We learn lessons in life from many things: our experiences, people we interact with, children, pets and more. We might as well learn from our plants while we are at it. Granted, we often control what happens to both our indoor and outdoor plants, but if we pause a minute to think about it, they have a lot they can teach us.
• Use a support system. Soil most commonly supports plants, but sometimes they need a little extra help from stakes or trellises. Plants that have a tendency to stretch themselves a little too thin or climb too quickly are most in need of extra support.
• Get the right vitamins and nutrients. Ever noticed one of your plants looking a little yellow? Then you fertilize it and it perks right up. Plants whose basic nutritional requirements are met look and feel better.
• Being healthy makes it easier to fend off pests. Even a spider mite magnet tomato plant withstands attacks better when the plant is healthiest. We all struggle when battling an improper diet, too much or too little water, inadequate lighting, weather extremes, etc.
• Remember to go out and shake the dust off once in a while. When dust gets thick enough on plants, they have trouble breathing. Some of the most interesting people I have met in my life will certainly never be dust collectors.
• Sometimes just sitting in the corner looking pretty is OK. This is a lesson I sometimes forget even though the peace lily in the corner is constantly reminding me. That plant has never put its foot in its mouth like I have.
• You can make more impact with others. Think about the sight of a single tree versus an entire forest, or a single rose compared to an entire rose garden. The strength and beauty of the whole is greater than that of the individual.
• Real is better than fake. I am referring to personalities here. Real live plants provide us with oxygen, filter pollutants from water and moderate the effects of temperature changes. Research has also shown that being in the presence of real plants help us relax and make us feel better while reducing pain and physical discomfort. People who are genuine may produce the same effect.

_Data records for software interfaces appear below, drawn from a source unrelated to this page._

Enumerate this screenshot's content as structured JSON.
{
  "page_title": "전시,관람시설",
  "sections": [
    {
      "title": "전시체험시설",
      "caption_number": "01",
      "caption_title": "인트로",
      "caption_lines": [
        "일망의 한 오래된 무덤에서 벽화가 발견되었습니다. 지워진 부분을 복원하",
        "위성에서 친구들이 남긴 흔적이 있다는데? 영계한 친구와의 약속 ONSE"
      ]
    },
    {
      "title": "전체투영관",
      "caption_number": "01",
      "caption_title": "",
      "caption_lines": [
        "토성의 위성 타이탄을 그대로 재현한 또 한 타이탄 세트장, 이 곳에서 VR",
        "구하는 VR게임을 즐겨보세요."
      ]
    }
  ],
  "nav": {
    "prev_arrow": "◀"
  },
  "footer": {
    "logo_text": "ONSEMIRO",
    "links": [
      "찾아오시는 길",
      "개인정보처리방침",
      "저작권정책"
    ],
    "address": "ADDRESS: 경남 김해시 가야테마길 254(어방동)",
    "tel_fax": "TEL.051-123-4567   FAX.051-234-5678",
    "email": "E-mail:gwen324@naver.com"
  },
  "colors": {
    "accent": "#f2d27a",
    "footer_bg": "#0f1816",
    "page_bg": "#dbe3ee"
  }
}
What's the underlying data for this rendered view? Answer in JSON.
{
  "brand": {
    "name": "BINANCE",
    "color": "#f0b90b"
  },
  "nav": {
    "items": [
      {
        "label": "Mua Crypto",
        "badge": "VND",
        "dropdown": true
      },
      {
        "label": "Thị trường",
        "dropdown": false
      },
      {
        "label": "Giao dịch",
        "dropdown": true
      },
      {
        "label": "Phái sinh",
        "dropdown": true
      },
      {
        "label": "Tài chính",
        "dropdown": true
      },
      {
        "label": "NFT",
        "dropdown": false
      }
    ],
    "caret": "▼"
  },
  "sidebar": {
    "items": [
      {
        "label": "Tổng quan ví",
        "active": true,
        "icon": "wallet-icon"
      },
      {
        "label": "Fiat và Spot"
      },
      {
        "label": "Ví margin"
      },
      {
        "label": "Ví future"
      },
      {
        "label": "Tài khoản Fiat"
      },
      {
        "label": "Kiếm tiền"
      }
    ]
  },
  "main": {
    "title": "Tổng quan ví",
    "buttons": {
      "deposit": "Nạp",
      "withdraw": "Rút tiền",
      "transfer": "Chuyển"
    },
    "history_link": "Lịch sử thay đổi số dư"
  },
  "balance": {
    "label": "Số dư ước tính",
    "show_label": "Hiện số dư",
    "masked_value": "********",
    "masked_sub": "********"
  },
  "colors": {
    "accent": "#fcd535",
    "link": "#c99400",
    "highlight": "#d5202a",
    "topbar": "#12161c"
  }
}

• Grow and bloom. Or more importantly, help someone else grow, and watch them bloom.
— Jennifer Smith is the Douglas County Extension Agent–Horticulture for K-State Research and Extension. She can be reached at 843-7058.